Everything in this world is comparable to a letter in its double nature that has just been explained. Those who perceive only letters without taking notice of the underlying reality of ink are those whose eyes are ‘veiled’ by the letters. To this fact refers the famous Hadith which says: ‘God is concealed behind seventy thousand veils of light and darkness.’ Those of the people of this kind who recognize only the veils and do not recognize the hidden God behind them are, theologically, outspoken and straightforward infidels. Those who know at least vaguely the existence of the invisible God behind and beyond the visible veils are believers and monotheists in an ordinary sense. But they are imperfect monotheists or imperfect ‘men of unification’ (muwahhidun) because what they actually perceive is nothing but letters, while in reality the ink is so clearly and nakedly visible in the letters. Letters are not even veils, for they are the ink. It is in reference to this point that Ibn Arabi says: ‘It is the empirical world that is a mystery, something eternally hidden and concealed, while the Absolute is the eternally Apparent that has never concealed itself. The ordinary people are in this respect completely mistaken. They think that the world is the apparent and the Absolute is a hidden mystery.’

But, Haydar Amuli continues to say, those who see only and exclusively the ink without taking notice of the letters are also imperfect monotheists, for their eyes are veiled by the ink from the vision of the concrete forms assumed by the ink itself.

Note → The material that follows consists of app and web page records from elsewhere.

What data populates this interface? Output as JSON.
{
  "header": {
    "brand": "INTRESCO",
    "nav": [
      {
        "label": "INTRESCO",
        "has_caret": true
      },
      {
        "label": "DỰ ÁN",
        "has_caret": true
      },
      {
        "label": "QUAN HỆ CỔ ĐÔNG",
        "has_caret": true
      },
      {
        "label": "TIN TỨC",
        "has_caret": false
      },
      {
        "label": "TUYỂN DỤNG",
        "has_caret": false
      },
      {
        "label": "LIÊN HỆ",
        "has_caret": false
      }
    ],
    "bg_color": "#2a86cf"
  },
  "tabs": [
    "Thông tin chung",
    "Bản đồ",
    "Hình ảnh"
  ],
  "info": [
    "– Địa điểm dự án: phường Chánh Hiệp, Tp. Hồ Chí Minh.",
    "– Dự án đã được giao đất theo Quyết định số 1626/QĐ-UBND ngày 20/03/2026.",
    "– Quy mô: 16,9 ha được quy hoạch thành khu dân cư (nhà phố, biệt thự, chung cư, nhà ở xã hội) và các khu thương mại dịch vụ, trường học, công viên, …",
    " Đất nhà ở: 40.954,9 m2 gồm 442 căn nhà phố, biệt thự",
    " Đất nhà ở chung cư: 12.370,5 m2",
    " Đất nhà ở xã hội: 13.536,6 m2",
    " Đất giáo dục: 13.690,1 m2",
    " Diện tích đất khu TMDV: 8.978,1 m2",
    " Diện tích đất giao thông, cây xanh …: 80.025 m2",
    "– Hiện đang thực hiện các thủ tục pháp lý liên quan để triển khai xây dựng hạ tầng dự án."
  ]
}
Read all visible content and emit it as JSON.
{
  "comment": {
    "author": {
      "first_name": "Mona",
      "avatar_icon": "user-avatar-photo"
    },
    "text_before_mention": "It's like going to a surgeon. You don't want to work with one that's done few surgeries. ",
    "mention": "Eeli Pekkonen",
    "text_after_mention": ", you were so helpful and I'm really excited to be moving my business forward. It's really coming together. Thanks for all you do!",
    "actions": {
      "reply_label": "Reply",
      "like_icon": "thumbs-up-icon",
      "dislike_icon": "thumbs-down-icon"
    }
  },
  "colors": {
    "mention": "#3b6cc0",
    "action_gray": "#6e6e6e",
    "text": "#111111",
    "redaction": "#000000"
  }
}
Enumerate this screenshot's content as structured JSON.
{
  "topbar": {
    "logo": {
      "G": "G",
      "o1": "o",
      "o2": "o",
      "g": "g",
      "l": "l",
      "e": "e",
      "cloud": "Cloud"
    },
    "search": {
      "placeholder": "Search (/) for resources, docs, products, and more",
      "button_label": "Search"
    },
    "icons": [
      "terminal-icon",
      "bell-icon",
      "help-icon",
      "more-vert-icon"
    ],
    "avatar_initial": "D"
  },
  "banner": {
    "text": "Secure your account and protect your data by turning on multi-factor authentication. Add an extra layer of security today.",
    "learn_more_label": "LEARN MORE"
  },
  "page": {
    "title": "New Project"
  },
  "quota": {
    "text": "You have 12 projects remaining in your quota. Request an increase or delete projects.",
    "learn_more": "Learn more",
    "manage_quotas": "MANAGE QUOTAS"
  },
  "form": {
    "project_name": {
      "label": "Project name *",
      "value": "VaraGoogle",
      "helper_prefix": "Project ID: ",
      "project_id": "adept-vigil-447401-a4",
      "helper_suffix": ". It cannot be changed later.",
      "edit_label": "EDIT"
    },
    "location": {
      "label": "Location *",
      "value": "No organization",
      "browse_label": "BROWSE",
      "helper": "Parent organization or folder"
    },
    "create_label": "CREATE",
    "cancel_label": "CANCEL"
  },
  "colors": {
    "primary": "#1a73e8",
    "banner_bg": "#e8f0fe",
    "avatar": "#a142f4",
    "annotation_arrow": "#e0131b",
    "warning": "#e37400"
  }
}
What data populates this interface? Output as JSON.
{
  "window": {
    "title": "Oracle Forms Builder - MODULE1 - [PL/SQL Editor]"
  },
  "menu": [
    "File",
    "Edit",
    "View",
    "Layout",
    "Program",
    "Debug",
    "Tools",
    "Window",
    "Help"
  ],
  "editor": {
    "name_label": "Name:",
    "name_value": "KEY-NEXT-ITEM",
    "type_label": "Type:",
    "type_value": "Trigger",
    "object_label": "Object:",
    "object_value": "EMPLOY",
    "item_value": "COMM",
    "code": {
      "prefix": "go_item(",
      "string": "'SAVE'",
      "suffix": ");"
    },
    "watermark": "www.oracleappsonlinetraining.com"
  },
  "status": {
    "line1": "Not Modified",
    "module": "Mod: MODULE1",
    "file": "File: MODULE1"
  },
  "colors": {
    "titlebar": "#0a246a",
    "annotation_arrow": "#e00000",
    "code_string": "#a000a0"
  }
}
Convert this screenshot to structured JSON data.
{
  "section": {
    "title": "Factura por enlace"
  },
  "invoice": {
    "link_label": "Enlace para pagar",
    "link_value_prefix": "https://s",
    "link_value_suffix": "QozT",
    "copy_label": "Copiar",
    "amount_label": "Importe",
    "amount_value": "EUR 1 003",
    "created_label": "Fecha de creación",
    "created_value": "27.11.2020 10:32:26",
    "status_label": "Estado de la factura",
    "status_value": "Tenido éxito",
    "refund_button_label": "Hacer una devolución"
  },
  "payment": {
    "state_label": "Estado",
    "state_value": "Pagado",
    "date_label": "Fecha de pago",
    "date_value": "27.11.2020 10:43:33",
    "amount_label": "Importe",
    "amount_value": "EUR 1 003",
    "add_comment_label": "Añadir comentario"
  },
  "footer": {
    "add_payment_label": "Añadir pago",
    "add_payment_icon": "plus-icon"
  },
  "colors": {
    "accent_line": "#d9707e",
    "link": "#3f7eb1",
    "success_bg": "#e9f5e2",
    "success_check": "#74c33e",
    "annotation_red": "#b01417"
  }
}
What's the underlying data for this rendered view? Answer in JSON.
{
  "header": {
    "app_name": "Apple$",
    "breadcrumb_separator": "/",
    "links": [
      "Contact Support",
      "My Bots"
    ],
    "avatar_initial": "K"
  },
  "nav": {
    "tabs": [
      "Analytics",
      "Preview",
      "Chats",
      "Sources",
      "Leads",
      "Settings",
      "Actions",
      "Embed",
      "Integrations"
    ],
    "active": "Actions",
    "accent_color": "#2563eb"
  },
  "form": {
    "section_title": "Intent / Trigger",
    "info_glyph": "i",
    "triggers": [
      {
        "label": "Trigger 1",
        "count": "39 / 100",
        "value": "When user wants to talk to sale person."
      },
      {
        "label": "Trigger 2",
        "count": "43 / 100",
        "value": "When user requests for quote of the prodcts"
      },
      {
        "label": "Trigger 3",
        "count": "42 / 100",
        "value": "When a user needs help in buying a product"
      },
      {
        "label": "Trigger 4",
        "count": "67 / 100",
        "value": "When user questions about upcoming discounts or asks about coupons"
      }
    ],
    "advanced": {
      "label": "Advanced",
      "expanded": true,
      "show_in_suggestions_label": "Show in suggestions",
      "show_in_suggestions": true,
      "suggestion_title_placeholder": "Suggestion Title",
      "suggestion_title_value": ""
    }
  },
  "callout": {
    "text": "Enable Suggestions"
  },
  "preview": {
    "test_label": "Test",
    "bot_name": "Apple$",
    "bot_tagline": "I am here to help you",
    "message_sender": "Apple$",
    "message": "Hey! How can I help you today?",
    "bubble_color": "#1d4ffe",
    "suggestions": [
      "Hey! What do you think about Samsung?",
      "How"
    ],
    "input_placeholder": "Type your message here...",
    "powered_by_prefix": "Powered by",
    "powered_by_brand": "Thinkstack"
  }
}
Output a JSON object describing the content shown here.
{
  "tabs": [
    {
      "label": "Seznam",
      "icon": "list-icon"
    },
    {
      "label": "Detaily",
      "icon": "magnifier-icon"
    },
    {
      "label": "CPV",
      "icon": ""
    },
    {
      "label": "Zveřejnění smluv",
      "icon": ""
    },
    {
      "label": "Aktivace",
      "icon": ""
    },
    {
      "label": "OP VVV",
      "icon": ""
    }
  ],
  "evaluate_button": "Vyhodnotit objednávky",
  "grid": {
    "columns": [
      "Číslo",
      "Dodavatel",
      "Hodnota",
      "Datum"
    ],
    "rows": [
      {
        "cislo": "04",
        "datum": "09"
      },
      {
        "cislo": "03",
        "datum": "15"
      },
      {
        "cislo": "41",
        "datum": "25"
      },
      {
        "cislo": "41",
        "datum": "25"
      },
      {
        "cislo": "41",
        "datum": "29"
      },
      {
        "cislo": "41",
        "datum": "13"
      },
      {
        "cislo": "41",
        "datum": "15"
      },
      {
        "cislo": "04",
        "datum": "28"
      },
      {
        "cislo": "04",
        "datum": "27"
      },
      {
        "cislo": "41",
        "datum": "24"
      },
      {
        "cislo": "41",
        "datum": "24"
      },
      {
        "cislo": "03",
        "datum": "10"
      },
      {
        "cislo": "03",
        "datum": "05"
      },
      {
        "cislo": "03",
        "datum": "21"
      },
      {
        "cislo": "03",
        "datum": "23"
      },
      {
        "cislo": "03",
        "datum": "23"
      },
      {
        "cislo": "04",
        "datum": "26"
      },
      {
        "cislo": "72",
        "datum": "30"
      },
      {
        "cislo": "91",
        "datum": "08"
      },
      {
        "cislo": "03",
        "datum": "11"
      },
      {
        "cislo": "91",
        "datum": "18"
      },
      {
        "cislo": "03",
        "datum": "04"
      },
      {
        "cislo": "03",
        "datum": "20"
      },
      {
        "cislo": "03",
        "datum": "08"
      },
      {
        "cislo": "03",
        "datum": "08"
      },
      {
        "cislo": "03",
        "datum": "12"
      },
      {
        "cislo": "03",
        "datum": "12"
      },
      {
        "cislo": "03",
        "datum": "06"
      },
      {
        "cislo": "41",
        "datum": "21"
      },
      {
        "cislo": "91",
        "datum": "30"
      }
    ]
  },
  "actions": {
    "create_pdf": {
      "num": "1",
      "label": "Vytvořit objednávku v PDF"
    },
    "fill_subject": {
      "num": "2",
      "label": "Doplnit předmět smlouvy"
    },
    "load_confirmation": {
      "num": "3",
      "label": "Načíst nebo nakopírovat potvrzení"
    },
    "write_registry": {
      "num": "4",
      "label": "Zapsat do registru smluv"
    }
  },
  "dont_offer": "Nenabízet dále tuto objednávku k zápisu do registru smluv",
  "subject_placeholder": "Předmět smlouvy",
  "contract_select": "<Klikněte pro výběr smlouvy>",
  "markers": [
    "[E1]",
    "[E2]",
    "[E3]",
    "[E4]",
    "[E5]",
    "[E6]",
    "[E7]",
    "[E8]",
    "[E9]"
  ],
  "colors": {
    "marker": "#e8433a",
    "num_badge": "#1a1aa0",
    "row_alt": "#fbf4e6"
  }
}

A real ‘man of unification’ must be a ‘man of two eyes’ (dhu ‘aynayn) whose vision is veiled by nothing—neither by ink nor by letters—a man, in other words, who sees Unity in Multiplicity and Multiplicity in Unity.”

Source: Toshihiko Izutsu, The Concept and Reality of Existence, pp.73-74